Omitting all images, output the entries that follow exactly as written.

──────── Supplied records ────────

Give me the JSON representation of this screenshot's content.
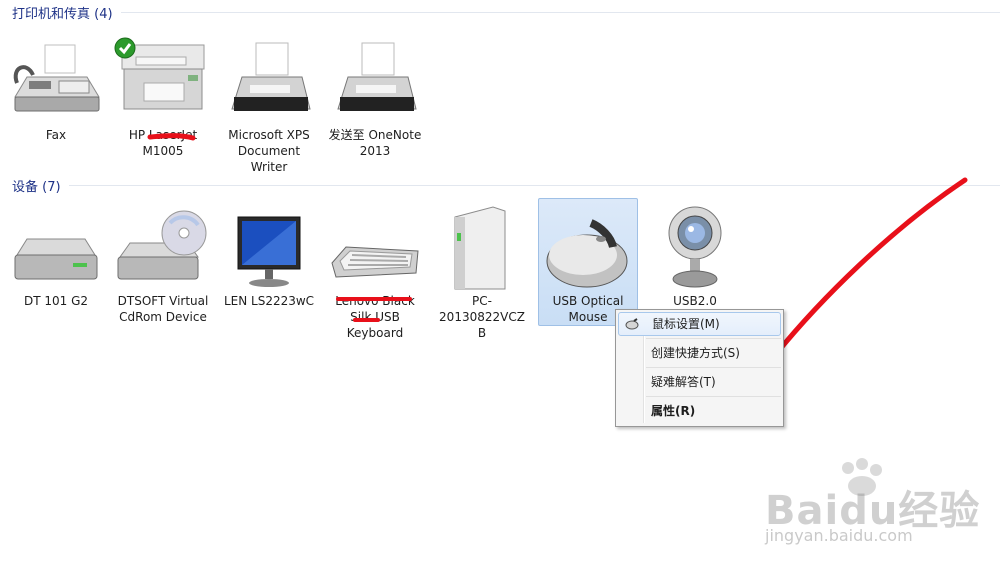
{
  "groups": {
    "printers": {
      "title": "打印机和传真 (4)"
    },
    "devices": {
      "title": "设备 (7)"
    }
  },
  "printers": [
    {
      "name": "Fax",
      "icon": "fax-icon",
      "default": false
    },
    {
      "name": "HP LaserJet M1005",
      "icon": "laser-printer-icon",
      "default": true
    },
    {
      "name": "Microsoft XPS Document Writer",
      "icon": "printer-icon",
      "default": false
    },
    {
      "name": "发送至 OneNote 2013",
      "icon": "printer-icon",
      "default": false
    }
  ],
  "devices": [
    {
      "name": "DT 101 G2",
      "icon": "usb-drive-icon"
    },
    {
      "name": "DTSOFT Virtual CdRom Device",
      "icon": "cdrom-drive-icon"
    },
    {
      "name": "LEN LS2223wC",
      "icon": "monitor-icon"
    },
    {
      "name": "Lenovo Black Silk USB Keyboard",
      "icon": "keyboard-icon"
    },
    {
      "name": "PC-20130822VCZB",
      "icon": "computer-tower-icon"
    },
    {
      "name": "USB Optical Mouse",
      "icon": "mouse-icon",
      "selected": true
    },
    {
      "name": "USB2.0 Camera",
      "icon": "webcam-icon"
    }
  ],
  "context_menu": {
    "items": [
      {
        "label": "鼠标设置(M)",
        "icon": "mouse-settings-icon",
        "highlighted": true
      },
      {
        "label": "创建快捷方式(S)"
      },
      {
        "label": "疑难解答(T)"
      },
      {
        "label": "属性(R)",
        "bold": true
      }
    ]
  },
  "watermark": {
    "logo": "Baidu经验",
    "url": "jingyan.baidu.com"
  },
  "colors": {
    "group_title": "#1e3287",
    "selection": "#c9def5",
    "annotation": "#e8101a"
  }
}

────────

**Result of this exercise**.
Give me the JSON representation of this screenshot's content.
{
  "groups": {
    "printers": {
      "title": "打印机和传真 (4)"
    },
    "devices": {
      "title": "设备 (7)"
    }
  },
  "printers": [
    {
      "name": "Fax",
      "icon": "fax-icon",
      "default": false
    },
    {
      "name": "HP LaserJet M1005",
      "icon": "laser-printer-icon",
      "default": true
    },
    {
      "name": "Microsoft XPS Document Writer",
      "icon": "printer-icon",
      "default": false
    },
    {
      "name": "发送至 OneNote 2013",
      "icon": "printer-icon",
      "default": false
    }
  ],
  "devices": [
    {
      "name": "DT 101 G2",
      "icon": "usb-drive-icon"
    },
    {
      "name": "DTSOFT Virtual CdRom Device",
      "icon": "cdrom-drive-icon"
    },
    {
      "name": "LEN LS2223wC",
      "icon": "monitor-icon"
    },
    {
      "name": "Lenovo Black Silk USB Keyboard",
      "icon": "keyboard-icon"
    },
    {
      "name": "PC-20130822VCZB",
      "icon": "computer-tower-icon"
    },
    {
      "name": "USB Optical Mouse",
      "icon": "mouse-icon",
      "selected": true
    },
    {
      "name": "USB2.0 Camera",
      "icon": "webcam-icon"
    }
  ],
  "context_menu": {
    "items": [
      {
        "label": "鼠标设置(M)",
        "icon": "mouse-settings-icon",
        "highlighted": true
      },
      {
        "label": "创建快捷方式(S)"
      },
      {
        "label": "疑难解答(T)"
      },
      {
        "label": "属性(R)",
        "bold": true
      }
    ]
  },
  "watermark": {
    "logo": "Baidu经验",
    "url": "jingyan.baidu.com"
  },
  "colors": {
    "group_title": "#1e3287",
    "selection": "#c9def5",
    "annotation": "#e8101a"
  }
}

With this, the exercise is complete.